Kempner is less successful at delineating the "real" Gertrude Berg, who, unlike her theatrical alter ego Molly Goldberg, was not a homespun Yiddish mama from the Bronx tenements. Berg was a powerhouse who not only created one of the most popular TV shows of her era but stood up to the Red-baiting of the 1950s and also personally penned 12,000 scripts.

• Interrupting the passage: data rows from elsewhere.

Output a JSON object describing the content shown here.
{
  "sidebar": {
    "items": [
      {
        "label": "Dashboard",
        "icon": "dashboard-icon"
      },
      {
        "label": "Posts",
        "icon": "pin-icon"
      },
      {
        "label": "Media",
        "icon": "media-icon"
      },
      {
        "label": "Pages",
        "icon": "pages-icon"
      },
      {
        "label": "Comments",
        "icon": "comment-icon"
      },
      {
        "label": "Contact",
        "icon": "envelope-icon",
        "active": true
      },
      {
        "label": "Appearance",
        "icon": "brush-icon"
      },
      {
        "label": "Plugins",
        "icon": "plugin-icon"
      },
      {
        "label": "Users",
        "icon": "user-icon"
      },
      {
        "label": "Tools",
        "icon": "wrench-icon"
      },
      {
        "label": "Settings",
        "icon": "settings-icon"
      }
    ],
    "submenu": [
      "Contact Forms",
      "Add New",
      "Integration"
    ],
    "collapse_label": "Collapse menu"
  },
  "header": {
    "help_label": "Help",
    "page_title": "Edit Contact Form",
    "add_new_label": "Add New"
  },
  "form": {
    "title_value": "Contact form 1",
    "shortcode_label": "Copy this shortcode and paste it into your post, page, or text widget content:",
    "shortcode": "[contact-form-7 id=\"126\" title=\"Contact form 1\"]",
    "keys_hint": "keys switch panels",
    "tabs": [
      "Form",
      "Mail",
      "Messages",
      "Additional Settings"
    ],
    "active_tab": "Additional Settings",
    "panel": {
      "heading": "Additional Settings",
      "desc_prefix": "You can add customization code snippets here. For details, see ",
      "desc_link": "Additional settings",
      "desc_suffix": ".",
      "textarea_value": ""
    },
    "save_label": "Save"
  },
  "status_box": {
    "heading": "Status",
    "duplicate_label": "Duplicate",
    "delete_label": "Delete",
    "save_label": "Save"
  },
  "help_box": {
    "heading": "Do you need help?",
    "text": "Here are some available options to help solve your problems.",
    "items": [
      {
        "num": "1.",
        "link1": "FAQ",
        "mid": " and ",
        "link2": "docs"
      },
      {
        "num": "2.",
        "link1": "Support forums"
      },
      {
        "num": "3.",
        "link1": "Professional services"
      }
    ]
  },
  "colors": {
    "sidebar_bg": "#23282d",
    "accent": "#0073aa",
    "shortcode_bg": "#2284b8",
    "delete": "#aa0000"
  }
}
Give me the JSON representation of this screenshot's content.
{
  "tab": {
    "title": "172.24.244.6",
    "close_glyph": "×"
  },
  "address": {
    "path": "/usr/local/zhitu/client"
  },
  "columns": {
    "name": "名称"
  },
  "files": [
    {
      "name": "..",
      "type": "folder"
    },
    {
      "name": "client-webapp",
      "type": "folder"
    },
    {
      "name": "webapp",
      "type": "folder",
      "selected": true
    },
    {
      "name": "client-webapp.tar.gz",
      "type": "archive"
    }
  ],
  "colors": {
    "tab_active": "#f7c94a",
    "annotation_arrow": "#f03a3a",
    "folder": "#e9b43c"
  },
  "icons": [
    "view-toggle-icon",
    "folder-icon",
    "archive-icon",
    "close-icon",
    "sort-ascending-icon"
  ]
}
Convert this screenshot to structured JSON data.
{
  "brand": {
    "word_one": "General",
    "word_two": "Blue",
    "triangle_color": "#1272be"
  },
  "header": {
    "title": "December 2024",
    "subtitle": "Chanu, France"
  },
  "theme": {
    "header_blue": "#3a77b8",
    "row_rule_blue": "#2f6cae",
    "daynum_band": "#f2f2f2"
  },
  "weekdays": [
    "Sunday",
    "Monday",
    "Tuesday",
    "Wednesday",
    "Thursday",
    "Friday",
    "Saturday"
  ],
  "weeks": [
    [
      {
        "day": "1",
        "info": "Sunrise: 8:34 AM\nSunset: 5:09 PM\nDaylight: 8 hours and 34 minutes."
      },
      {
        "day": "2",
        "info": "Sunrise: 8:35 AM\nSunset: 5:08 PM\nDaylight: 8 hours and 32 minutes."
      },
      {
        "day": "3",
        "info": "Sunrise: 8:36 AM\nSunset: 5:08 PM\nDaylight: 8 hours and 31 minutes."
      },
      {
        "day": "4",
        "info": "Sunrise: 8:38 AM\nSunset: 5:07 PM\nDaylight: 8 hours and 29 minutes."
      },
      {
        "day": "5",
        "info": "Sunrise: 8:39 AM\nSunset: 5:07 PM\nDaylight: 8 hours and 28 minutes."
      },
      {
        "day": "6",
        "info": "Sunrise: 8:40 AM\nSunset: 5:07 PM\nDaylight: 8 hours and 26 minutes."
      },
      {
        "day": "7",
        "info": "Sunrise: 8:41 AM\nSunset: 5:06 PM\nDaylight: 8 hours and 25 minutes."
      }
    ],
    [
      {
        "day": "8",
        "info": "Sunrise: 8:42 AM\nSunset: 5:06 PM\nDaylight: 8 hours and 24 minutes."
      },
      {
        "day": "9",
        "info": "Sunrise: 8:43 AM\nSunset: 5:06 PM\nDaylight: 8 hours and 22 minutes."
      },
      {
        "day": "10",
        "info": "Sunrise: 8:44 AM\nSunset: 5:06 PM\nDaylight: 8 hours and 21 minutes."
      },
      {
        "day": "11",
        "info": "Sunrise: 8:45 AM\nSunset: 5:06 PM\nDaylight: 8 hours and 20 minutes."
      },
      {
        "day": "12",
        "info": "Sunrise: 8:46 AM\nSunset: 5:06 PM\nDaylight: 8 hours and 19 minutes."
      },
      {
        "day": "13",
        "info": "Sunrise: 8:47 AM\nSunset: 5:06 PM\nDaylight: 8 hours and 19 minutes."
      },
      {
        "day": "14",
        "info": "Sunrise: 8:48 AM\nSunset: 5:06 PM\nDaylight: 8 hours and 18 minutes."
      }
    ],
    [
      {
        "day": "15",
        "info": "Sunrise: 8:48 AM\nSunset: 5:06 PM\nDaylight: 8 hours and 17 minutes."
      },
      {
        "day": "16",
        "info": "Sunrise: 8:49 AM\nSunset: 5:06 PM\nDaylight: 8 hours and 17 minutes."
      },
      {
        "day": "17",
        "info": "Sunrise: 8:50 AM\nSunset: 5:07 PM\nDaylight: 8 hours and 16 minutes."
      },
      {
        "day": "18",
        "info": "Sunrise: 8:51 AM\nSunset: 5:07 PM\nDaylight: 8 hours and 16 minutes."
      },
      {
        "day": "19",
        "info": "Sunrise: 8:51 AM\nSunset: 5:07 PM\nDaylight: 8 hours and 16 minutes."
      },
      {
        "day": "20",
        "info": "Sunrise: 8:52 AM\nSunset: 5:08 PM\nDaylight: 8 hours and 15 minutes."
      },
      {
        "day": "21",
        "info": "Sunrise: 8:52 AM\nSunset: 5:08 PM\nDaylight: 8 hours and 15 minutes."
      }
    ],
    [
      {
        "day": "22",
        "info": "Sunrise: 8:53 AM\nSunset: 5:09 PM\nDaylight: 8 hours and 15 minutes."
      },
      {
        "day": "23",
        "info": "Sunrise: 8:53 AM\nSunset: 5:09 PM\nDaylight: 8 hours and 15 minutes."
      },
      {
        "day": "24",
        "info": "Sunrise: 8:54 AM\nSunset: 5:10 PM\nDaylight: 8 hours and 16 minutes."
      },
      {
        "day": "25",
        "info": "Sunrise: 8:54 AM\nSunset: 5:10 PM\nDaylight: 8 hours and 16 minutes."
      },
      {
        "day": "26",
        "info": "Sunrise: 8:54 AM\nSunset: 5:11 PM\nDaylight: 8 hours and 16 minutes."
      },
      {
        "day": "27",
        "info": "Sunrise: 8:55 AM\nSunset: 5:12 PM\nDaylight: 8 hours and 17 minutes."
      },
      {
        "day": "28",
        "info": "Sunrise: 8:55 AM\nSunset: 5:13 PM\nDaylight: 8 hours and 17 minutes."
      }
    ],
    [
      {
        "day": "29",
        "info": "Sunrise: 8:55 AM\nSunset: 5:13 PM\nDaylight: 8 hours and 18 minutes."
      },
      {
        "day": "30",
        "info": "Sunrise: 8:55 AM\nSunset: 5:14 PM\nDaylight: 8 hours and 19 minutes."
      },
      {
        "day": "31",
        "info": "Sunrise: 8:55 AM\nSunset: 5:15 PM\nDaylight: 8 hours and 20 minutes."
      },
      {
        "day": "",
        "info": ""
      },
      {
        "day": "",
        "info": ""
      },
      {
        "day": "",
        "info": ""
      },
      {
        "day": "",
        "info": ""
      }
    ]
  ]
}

Some in the Jewish community, including Edward Asner, interviewed here, felt at the time that the frankly ethnic "Goldbergs" could hinder assimilation. But Berg was a role model to an entire generation of women, including Ruth Bader Ginsburg, who is also interviewed for the film. She recounts how, when Thurgood Marshall once referred to her as "Mrs. Goldberg," she chose not to correct him because she thought it (however unconscious) a compliment. Grade: B